For the third Sunday in a row a storm system is whipping through Ireland. We have had rain, sometimes very heavy rain indeed, every day since St. Brigid’s day. This is not to say that there have been pauses, but the intervals of a ray of sunshine or break in showers have been brief indeed. Each week of February I have arrived on Sunday with a handful of poems to choose to share in the Sunday Weekly Poem blog spot. Certainly, this is weather to hunker down, to dry out from the forays outdoors that soak. It is knitting weather, sitting with a book or writing weather, weather for making stew, baking, editting, book dreaming, re-writing weather. These long watery spells seem too dreamlike; at times it feels as if you walk between worlds.
We live in County Cavan, which sometimes puffs itself as having a lake for every day of the year. We also have turloughs, those winter lakes that appear in such rainy seasons, and then disappear come summertime. We were unavoidably out and about in the weather this week and, as if to prove the liminal quality of this landscape, we passed a pub with the name The Stray Sod. A stray sod is fairy enchanted land. If you step on it you enter that alternate, or parallel, dimension. You enter the multiverse where the laws of physics ruling our own universe do not apply. Such is the mesmeric quality of long lasting rainy seasons that also bring howling, razor sharp, winds. One does not need to be over imaginative…
But I do not bring you a poem of stray sods or fey encounters. Sorry if this digression has been building you up for that kind of theme. No, this is more of an exposition of how weather works on the imagination and effects creative output. The creative process is one where you walk between worlds, even though you may not encounter any little people from the Other Crowd.

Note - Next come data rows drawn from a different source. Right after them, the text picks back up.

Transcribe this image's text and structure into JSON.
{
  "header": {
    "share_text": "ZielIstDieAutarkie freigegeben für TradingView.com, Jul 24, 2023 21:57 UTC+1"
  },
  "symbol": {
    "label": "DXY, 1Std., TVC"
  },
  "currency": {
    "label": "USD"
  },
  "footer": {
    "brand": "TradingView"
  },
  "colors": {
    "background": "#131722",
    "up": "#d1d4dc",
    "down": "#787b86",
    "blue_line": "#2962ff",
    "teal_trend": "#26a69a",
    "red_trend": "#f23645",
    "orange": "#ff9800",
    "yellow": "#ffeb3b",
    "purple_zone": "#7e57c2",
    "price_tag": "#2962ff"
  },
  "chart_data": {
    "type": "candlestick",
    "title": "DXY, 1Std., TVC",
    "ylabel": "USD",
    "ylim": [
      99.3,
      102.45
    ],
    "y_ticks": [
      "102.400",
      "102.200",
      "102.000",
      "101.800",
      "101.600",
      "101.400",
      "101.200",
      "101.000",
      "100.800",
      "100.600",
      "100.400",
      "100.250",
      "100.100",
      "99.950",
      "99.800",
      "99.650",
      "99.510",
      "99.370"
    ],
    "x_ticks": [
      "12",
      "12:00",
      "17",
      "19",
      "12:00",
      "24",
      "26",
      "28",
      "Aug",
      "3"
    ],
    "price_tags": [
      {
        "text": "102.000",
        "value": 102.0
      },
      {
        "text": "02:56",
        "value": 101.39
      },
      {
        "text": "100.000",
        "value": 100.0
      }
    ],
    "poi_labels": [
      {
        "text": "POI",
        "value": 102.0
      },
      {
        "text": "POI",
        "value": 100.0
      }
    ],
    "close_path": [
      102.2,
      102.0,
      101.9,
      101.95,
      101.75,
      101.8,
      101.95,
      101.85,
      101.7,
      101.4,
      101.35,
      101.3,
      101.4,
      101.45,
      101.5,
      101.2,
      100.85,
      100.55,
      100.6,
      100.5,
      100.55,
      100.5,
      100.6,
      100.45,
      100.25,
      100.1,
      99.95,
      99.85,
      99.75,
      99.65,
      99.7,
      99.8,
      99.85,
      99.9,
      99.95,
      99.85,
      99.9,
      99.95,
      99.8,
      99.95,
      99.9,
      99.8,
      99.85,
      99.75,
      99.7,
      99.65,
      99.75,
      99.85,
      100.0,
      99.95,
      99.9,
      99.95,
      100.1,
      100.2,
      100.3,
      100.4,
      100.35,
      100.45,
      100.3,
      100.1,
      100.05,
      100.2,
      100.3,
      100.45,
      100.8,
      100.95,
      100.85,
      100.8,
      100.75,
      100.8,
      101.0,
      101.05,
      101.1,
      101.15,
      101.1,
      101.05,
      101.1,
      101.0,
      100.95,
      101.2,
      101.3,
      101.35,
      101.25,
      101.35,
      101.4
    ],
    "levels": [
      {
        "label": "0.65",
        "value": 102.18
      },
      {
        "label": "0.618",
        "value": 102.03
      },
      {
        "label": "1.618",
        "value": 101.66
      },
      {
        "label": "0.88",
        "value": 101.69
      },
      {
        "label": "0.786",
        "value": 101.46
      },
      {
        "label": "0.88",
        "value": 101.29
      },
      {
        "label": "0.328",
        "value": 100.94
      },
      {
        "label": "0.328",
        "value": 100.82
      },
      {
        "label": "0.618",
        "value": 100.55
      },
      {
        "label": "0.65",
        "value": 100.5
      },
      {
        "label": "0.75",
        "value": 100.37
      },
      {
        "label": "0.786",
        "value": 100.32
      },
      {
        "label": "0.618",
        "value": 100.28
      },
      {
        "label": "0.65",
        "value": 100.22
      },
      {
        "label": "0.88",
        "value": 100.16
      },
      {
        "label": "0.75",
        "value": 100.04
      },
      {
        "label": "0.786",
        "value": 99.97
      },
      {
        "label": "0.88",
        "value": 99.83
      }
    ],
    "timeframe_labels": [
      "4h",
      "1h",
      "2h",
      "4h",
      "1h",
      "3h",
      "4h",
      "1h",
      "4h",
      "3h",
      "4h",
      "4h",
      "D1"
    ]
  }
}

The week has been bookended by two storm systems. Storm Ciara wailed away last weekend. Storm Dennis is huffing and puffing in a kind of toddler tantrum way as I type the Sunday weekly poem post. A little turlough was forming from the overflow of our drainage ditch yesterday. Today’s high winds seem to be evaporating some of that local flooding. By all accounts, it has been a week to stay in and write. I have three new ones in the works and some more from past weeks that could have another look to see if there is some life in them. But the one I have chosen to share is hot off the notebook this morning.
The ensuing poem is a mash up with memories from a childhood nurtured on winter Saturday television, entranced by the black and white films of the 1930s and the choreography of Busby Berkeley. In 1930, in the wake of the world economic crash and before the New Deal that began to address social welfare, Fred Koehler penned the lyrics of “Get Happy”, which Harold Arlen put to a tune that any evangelical revivalist meeting would find familiar. Its emergence at that particular point of social history is pertinent. Just like Gold Diggers of 1933 could end with the show’s ultimate Forgotten Man number that has”Brother Can You Spare Me A Dime” interleaved after all the lavish choreography of “We’re in the Money,” there is a lot of popular zeitgeist packed into the cultural artefacts of any period. But so, too, is a morality transmitted in those same artefacts. Elizabeth Barratt Browning would have seen a moral imperative in Koehler’s lyrics.
Still recuperating and finding mornings are on go slow. I am cutting myself some slack. Sometimes I don’t want to do this poetry practice. Or feel that it is impossible. There cannot possibly be anything more to say. I am out of words. But then there is some thought that I think I might be able to something with…but I beg indulgence.And will spare you the ruminations I started with this morning…”what is poetry actually for?!” under the headline…Squeezing the Pips…of Poetry.
Instead, this came out of the real poetry practice.
Diving deep into the deck let me just ask some questions of You, God. Ones somewhere between bone to pick and petition. There's the two big ones. And what do You know about money? I mean, really... How much change jangles in God's pockets? That's like asking what is the sound of a single clapping hand...